*WHAT YOU HAVE TO DO:* Within the records below, filter for lines carrying the word "meta" and copy them.

[Collection entries]

------------------------------------

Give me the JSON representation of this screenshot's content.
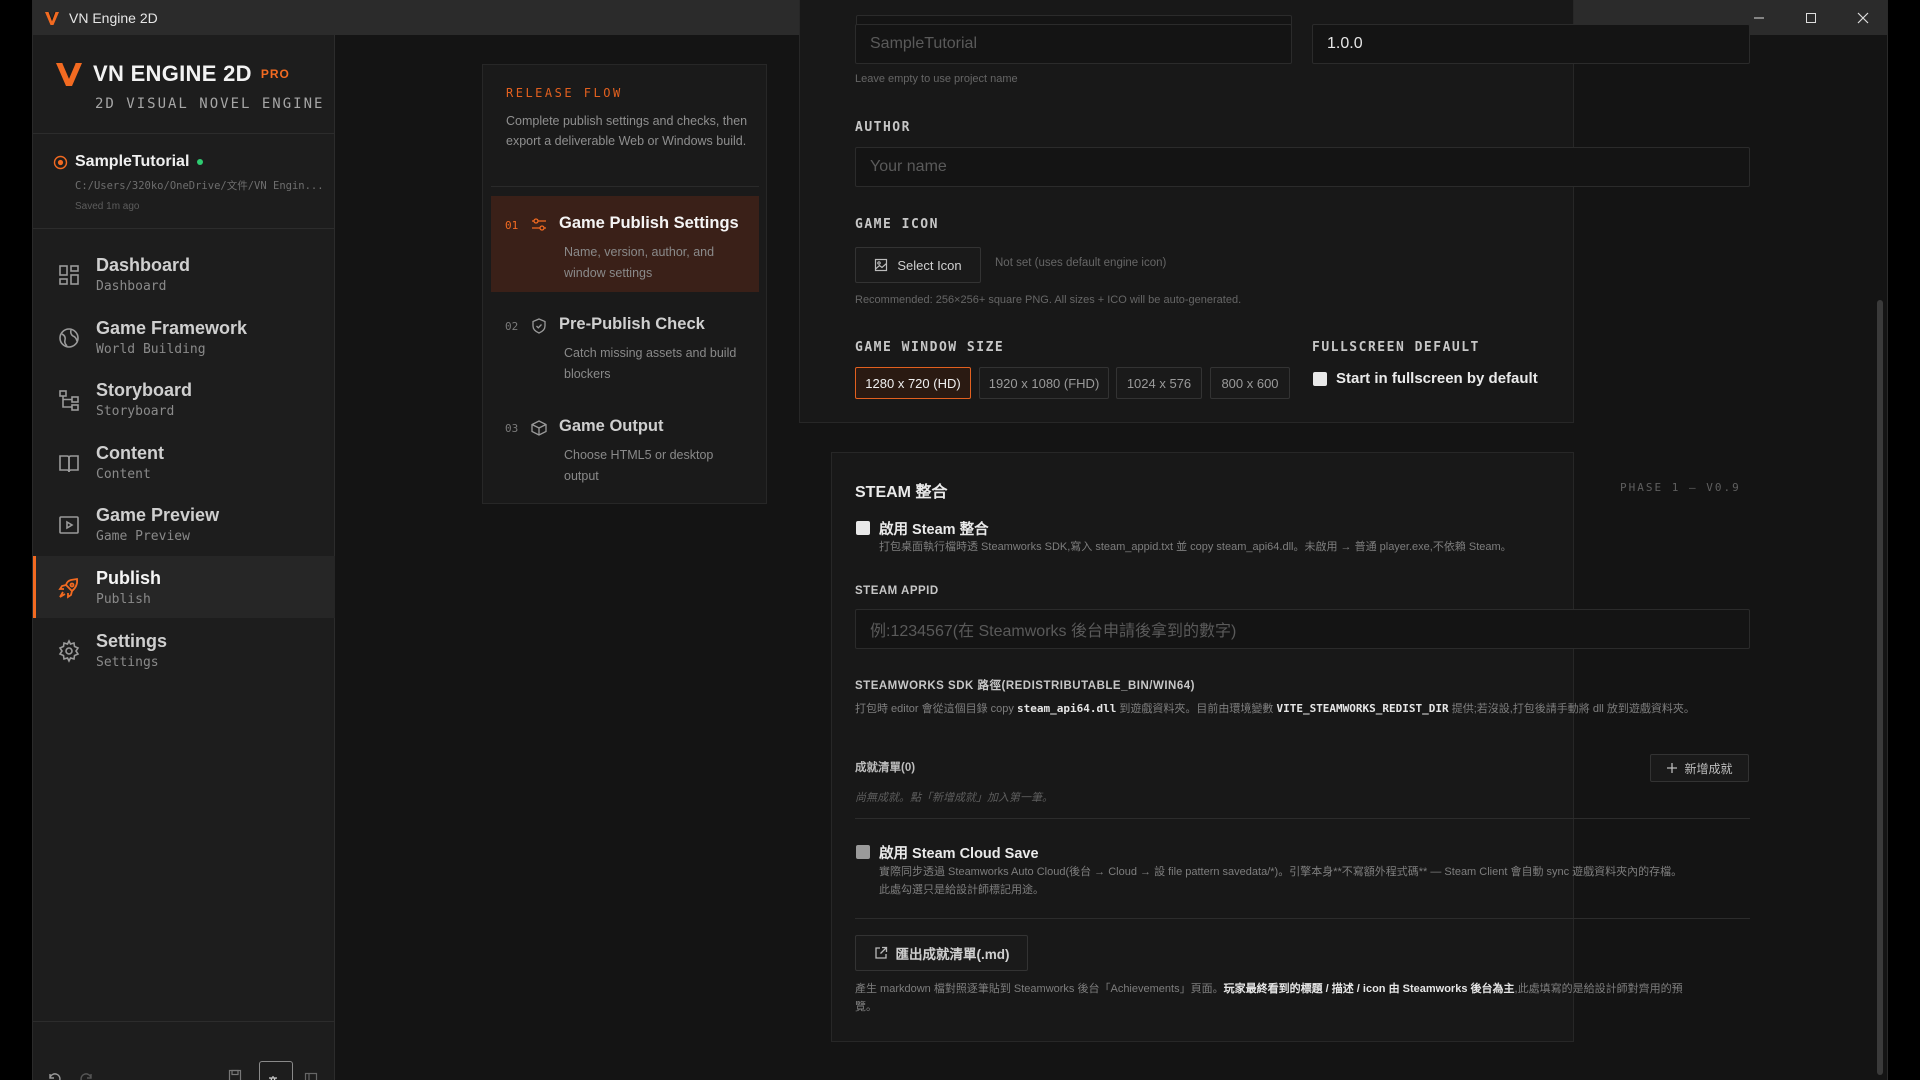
{
  "window": {
    "title": "VN Engine 2D"
  },
  "brand": {
    "title": "VN ENGINE 2D",
    "badge": "PRO",
    "subtitle": "2D VISUAL NOVEL ENGINE"
  },
  "project": {
    "name": "SampleTutorial",
    "path": "C:/Users/320ko/OneDrive/文件/VN Engin...",
    "saved": "Saved 1m ago"
  },
  "nav": [
    {
      "label": "Dashboard",
      "sub": "Dashboard",
      "icon": "dashboard-icon"
    },
    {
      "label": "Game Framework",
      "sub": "World Building",
      "icon": "globe-icon"
    },
    {
      "label": "Storyboard",
      "sub": "Storyboard",
      "icon": "flowchart-icon"
    },
    {
      "label": "Content",
      "sub": "Content",
      "icon": "book-icon"
    },
    {
      "label": "Game Preview",
      "sub": "Game Preview",
      "icon": "play-icon"
    },
    {
      "label": "Publish",
      "sub": "Publish",
      "icon": "rocket-icon",
      "active": true
    },
    {
      "label": "Settings",
      "sub": "Settings",
      "icon": "gear-icon"
    }
  ],
  "release": {
    "label": "RELEASE FLOW",
    "desc": "Complete publish settings and checks, then export a deliverable Web or Windows build.",
    "steps": [
      {
        "num": "01",
        "title": "Game Publish Settings",
        "desc": "Name, version, author, and window settings"
      },
      {
        "num": "02",
        "title": "Pre-Publish Check",
        "desc": "Catch missing assets and build blockers"
      },
      {
        "num": "03",
        "title": "Game Output",
        "desc": "Choose HTML5 or desktop output"
      }
    ]
  },
  "settings": {
    "name_placeholder": "SampleTutorial",
    "version_value": "1.0.0",
    "name_hint": "Leave empty to use project name",
    "author_label": "AUTHOR",
    "author_placeholder": "Your name",
    "icon_label": "GAME ICON",
    "select_icon": "Select Icon",
    "icon_status": "Not set (uses default engine icon)",
    "icon_hint": "Recommended: 256×256+ square PNG. All sizes + ICO will be auto-generated.",
    "window_size_label": "GAME WINDOW SIZE",
    "sizes": [
      "1280 x 720 (HD)",
      "1920 x 1080 (FHD)",
      "1024 x 576",
      "800 x 600"
    ],
    "fullscreen_label": "FULLSCREEN DEFAULT",
    "fullscreen_option": "Start in fullscreen by default"
  },
  "steam": {
    "title": "STEAM 整合",
    "phase": "PHASE 1 — V0.9",
    "enable_label": "啟用 Steam 整合",
    "enable_desc": "打包桌面執行檔時透 Steamworks SDK,寫入 steam_appid.txt 並 copy steam_api64.dll。未啟用 → 普通 player.exe,不依賴 Steam。",
    "appid_label": "STEAM APPID",
    "appid_placeholder": "例:1234567(在 Steamworks 後台申請後拿到的數字)",
    "sdk_label": "STEAMWORKS SDK 路徑(REDISTRIBUTABLE_BIN/WIN64)",
    "sdk_desc_1": "打包時 editor 會從這個目錄 copy ",
    "sdk_desc_bold_1": "steam_api64.dll",
    "sdk_desc_2": " 到遊戲資料夾。目前由環境變數 ",
    "sdk_desc_bold_2": "VITE_STEAMWORKS_REDIST_DIR",
    "sdk_desc_3": " 提供;若沒設,打包後請手動將 dll 放到遊戲資料夾。",
    "achievements_label": "成就清單(0)",
    "add_achievement": "新增成就",
    "achievements_empty": "尚無成就。點「新增成就」加入第一筆。",
    "cloud_label": "啟用 Steam Cloud Save",
    "cloud_desc_1": "實際同步透過 Steamworks Auto Cloud(後台 → Cloud → 設 file pattern savedata/*)。引擎本身**不寫額外程式碼** — Steam Client 會自動 sync 遊戲資料夾內的存檔。",
    "cloud_desc_2": "此處勾選只是給設計師標記用途。",
    "export_label": "匯出成就清單(.md)",
    "export_desc_1": "產生 markdown 檔對照逐筆貼到 Steamworks 後台「Achievements」頁面。",
    "export_desc_bold": "玩家最終看到的標題 / 描述 / icon 由 Steamworks 後台為主",
    "export_desc_2": ",此處填寫的是給設計師對齊用的預",
    "export_desc_3": "覽。"
  },
  "colors": {
    "accent": "#f26a21",
    "online": "#2ecc71",
    "bg": "#141414"
  }
}
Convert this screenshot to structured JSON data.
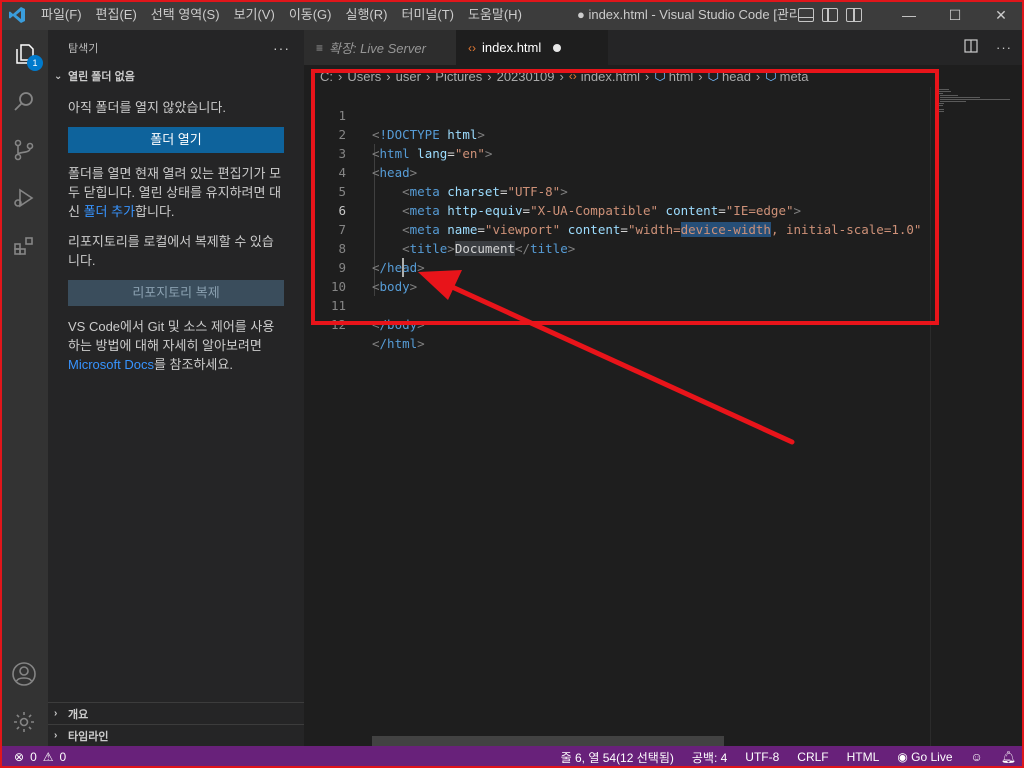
{
  "titlebar": {
    "menus": [
      "파일(F)",
      "편집(E)",
      "선택 영역(S)",
      "보기(V)",
      "이동(G)",
      "실행(R)",
      "터미널(T)",
      "도움말(H)"
    ],
    "window_title": "● index.html - Visual Studio Code [관리…",
    "controls": [
      "—",
      "☐",
      "✕"
    ]
  },
  "activity": {
    "explorer_badge": "1"
  },
  "sidebar": {
    "header": "탐색기",
    "section": "열린 폴더 없음",
    "no_folder_text": "아직 폴더를 열지 않았습니다.",
    "open_folder_button": "폴더 열기",
    "desc_1": "폴더를 열면 현재 열려 있는 편집기가 모두 닫힙니다. 열린 상태를 유지하려면 대신 ",
    "add_folder_link": "폴더 추가",
    "desc_1_end": "합니다.",
    "clone_text": "리포지토리를 로컬에서 복제할 수 있습니다.",
    "clone_button": "리포지토리 복제",
    "git_text": "VS Code에서 Git 및 소스 제어를 사용하는 방법에 대해 자세히 알아보려면 ",
    "docs_link": "Microsoft Docs",
    "git_text_end": "를 참조하세요.",
    "outline": "개요",
    "timeline": "타임라인"
  },
  "tabs": [
    {
      "label": "확장: Live Server",
      "active": false
    },
    {
      "label": "index.html",
      "active": true,
      "dirty": true
    }
  ],
  "breadcrumb": [
    "C:",
    "Users",
    "user",
    "Pictures",
    "20230109",
    "index.html",
    "html",
    "head",
    "meta"
  ],
  "editor": {
    "line_numbers": [
      "1",
      "2",
      "3",
      "4",
      "5",
      "6",
      "7",
      "8",
      "9",
      "10",
      "11",
      "12"
    ],
    "current_line": 6,
    "code": {
      "l1_tag": "!DOCTYPE",
      "l1_attr": "html",
      "l2_tag": "html",
      "l2_attr": "lang",
      "l2_val": "\"en\"",
      "l3_tag": "head",
      "l4_tag": "meta",
      "l4_attr": "charset",
      "l4_val": "\"UTF-8\"",
      "l5_tag": "meta",
      "l5_attr1": "http-equiv",
      "l5_val1": "\"X-UA-Compatible\"",
      "l5_attr2": "content",
      "l5_val2": "\"IE=edge\"",
      "l6_tag": "meta",
      "l6_attr1": "name",
      "l6_val1": "\"viewport\"",
      "l6_attr2": "content",
      "l6_val2a": "\"width=",
      "l6_val2sel": "device-width",
      "l6_val2b": ", initial-scale=1.0\"",
      "l7_tag": "title",
      "l7_text": "Document",
      "l8_tag": "/head",
      "l9_tag": "body",
      "l11_tag": "/body",
      "l12_tag": "/html"
    }
  },
  "statusbar": {
    "errors": "0",
    "warnings": "0",
    "position": "줄 6, 열 54(12 선택됨)",
    "spaces": "공백: 4",
    "encoding": "UTF-8",
    "eol": "CRLF",
    "language": "HTML",
    "go_live": "Go Live"
  },
  "colors": {
    "statusbar": "#68217a",
    "annotation": "#e8141a",
    "accent": "#007acc"
  }
}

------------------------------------

*OUTPUT:*
    "meta"
      "l4_tag": "meta",
      "l5_tag": "meta",
      "l6_tag": "meta",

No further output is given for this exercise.